• _Assignment_
Look through the listing for the word "title". Copy each line that has it.
::::
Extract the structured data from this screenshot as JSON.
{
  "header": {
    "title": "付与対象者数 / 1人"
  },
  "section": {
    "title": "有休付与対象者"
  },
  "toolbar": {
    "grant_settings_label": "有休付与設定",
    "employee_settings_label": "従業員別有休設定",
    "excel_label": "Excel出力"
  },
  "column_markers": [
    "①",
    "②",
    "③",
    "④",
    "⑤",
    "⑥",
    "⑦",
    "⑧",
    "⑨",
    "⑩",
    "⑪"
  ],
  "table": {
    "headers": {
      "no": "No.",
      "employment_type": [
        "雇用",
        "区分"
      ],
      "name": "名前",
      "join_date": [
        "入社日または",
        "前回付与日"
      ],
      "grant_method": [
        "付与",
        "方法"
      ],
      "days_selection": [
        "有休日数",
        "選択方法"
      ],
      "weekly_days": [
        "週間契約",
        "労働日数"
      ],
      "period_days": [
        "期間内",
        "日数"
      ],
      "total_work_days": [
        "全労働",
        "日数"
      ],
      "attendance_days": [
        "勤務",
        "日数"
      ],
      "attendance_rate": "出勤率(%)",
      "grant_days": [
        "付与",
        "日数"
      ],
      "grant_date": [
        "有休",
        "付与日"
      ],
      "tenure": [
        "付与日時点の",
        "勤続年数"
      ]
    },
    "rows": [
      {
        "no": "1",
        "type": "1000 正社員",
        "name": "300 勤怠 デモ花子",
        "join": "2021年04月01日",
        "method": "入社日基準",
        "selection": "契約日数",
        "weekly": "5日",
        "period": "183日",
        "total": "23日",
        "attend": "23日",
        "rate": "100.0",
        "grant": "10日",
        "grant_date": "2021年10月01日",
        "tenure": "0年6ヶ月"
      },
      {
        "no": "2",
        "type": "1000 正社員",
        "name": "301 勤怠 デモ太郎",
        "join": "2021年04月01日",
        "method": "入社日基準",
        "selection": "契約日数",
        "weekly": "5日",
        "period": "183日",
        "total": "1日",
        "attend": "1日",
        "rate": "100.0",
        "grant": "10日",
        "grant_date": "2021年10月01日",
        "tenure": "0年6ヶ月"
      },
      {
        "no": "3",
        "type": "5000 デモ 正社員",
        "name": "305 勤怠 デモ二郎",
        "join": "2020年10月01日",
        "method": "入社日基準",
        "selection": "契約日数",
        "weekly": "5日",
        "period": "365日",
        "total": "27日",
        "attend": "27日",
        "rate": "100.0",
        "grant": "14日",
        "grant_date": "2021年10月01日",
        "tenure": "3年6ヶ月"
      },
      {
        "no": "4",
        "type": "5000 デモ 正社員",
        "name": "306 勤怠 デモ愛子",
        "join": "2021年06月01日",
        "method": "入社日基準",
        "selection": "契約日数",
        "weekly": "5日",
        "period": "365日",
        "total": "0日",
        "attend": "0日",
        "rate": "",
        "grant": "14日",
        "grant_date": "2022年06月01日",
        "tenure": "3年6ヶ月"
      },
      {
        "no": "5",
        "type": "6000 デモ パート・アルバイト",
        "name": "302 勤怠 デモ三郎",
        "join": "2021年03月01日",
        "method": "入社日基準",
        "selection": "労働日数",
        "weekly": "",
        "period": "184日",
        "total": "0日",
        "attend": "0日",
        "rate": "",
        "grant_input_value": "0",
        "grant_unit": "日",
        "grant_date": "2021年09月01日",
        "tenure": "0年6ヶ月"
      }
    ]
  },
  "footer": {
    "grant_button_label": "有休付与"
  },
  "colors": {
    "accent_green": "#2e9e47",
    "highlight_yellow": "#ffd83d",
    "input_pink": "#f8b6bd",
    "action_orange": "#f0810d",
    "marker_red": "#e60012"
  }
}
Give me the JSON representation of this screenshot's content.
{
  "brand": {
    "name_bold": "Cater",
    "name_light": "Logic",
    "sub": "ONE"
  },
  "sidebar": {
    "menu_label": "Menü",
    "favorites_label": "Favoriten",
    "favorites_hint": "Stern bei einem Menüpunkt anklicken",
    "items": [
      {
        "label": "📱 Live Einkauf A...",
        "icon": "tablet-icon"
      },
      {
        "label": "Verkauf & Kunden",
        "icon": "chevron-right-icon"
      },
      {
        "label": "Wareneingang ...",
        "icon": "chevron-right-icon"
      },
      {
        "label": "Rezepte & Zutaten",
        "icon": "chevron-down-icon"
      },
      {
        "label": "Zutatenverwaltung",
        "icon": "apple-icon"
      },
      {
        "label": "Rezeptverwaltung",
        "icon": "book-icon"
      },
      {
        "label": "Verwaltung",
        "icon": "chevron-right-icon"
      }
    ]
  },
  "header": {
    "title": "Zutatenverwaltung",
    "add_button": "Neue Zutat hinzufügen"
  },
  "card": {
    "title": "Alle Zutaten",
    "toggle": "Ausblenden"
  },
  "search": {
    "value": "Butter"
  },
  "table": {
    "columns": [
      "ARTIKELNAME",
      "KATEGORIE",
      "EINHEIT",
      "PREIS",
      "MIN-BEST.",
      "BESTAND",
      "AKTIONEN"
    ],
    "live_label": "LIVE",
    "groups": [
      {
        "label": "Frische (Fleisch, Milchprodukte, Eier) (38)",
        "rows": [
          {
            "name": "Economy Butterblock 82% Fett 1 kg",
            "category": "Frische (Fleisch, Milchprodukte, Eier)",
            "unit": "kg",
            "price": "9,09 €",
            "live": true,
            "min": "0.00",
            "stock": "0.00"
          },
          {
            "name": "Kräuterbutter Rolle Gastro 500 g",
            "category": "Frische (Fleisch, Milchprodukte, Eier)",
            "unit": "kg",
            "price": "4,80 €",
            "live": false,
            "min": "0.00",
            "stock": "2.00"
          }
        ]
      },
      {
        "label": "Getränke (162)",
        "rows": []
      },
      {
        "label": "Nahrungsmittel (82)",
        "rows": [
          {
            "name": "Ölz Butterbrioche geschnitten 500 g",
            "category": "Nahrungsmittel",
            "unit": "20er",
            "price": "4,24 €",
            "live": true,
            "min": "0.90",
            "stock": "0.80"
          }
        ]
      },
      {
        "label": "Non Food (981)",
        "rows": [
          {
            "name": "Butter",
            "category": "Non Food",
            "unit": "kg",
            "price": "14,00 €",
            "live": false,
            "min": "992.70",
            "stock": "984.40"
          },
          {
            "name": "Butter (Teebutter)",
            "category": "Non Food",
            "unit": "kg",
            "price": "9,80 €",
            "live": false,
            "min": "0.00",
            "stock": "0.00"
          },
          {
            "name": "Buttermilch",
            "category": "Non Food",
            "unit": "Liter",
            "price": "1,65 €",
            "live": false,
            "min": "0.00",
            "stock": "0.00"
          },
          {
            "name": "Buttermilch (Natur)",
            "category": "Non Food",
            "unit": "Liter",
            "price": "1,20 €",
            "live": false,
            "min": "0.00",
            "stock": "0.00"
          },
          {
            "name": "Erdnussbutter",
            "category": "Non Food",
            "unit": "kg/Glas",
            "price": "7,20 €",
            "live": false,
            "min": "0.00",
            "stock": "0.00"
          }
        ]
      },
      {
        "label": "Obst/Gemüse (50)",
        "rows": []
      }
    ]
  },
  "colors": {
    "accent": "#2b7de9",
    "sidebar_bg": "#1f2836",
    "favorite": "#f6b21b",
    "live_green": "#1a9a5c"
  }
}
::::
• _Result of this exercise_
    "title": "付与対象者数 / 1人"
    "title": "有休付与対象者"
    "title": "Zutatenverwaltung",
    "title": "Alle Zutaten",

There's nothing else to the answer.